◆ Records for this exercise:
● ● ●
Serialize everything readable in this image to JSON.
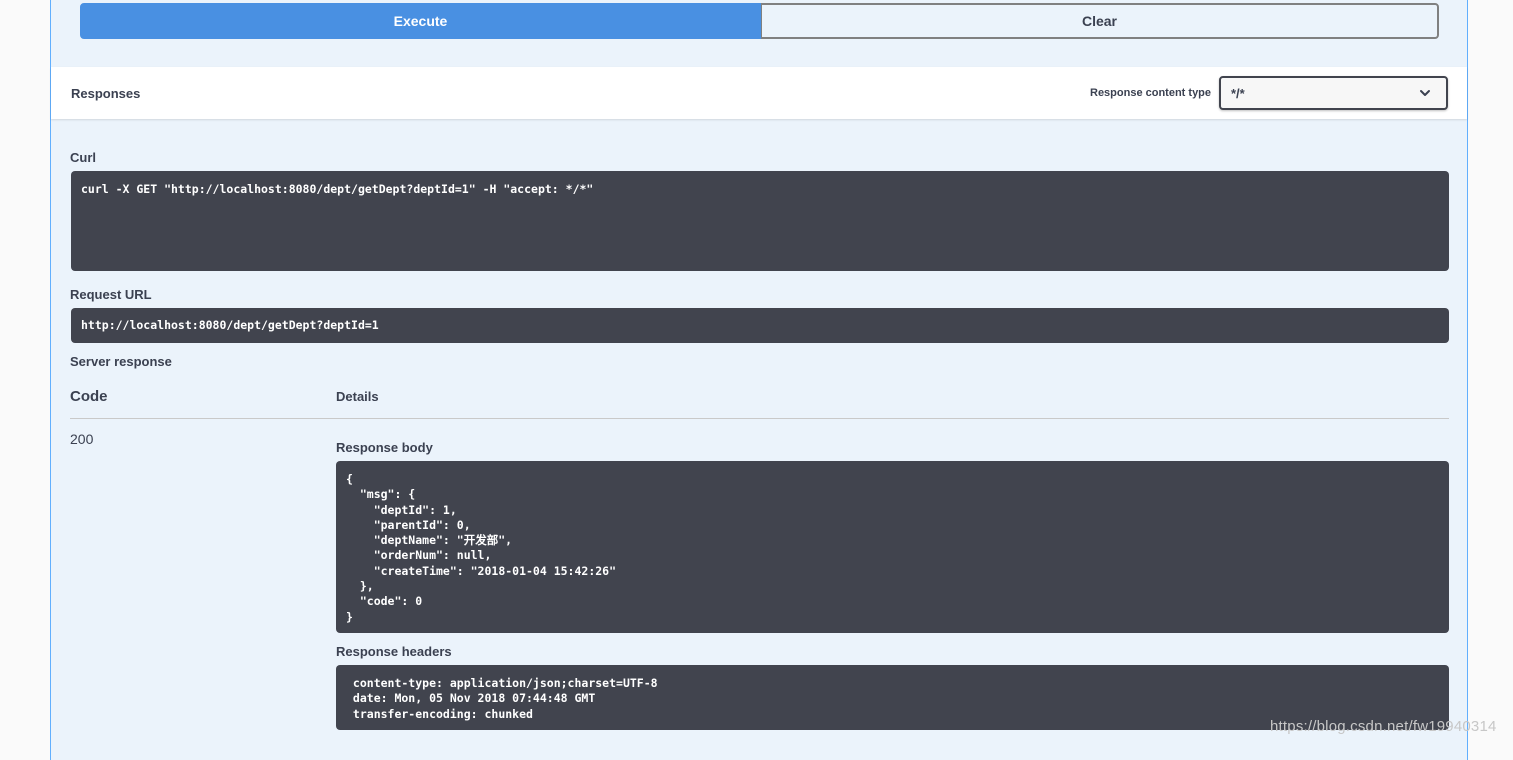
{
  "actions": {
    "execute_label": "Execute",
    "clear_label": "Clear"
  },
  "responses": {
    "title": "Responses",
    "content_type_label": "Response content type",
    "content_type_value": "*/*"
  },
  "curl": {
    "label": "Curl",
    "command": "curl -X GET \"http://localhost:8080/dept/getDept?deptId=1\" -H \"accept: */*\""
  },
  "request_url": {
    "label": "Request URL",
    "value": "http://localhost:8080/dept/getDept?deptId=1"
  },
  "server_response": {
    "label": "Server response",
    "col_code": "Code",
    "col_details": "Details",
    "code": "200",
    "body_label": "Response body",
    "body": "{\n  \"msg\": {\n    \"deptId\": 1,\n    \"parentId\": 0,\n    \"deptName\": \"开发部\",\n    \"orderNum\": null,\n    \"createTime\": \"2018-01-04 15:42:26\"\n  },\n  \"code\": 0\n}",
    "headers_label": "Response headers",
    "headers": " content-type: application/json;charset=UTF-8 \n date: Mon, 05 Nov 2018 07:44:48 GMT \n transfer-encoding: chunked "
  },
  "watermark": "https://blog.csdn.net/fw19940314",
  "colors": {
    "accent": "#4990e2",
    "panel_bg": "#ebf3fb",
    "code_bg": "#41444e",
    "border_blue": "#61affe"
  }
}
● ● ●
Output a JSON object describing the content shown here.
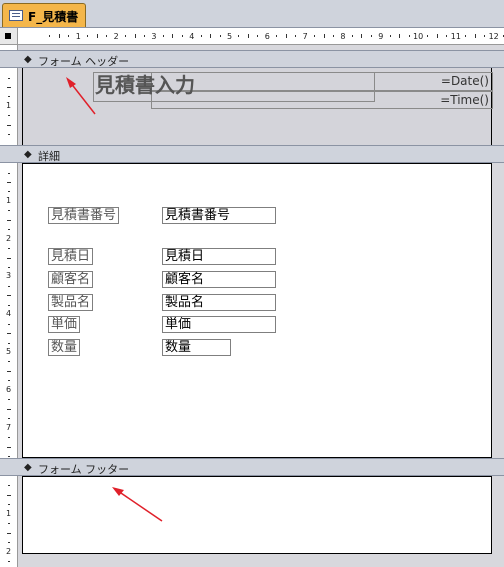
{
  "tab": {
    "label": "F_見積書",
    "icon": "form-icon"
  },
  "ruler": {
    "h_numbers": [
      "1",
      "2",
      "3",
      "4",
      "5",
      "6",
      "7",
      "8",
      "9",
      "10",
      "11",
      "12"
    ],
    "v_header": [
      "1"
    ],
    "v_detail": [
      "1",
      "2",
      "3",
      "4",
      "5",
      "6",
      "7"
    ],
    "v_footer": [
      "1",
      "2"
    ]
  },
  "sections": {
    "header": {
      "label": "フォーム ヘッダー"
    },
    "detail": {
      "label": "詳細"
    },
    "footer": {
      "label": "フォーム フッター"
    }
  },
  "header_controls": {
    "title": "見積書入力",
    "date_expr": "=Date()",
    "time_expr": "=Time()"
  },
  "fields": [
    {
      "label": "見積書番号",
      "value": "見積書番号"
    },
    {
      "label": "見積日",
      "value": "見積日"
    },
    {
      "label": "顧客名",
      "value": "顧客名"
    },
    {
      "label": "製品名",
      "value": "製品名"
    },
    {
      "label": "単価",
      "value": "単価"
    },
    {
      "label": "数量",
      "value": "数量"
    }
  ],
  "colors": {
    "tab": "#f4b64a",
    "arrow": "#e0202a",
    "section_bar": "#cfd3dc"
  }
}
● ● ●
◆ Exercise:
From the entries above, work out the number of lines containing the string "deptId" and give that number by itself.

◆ Final answer:
3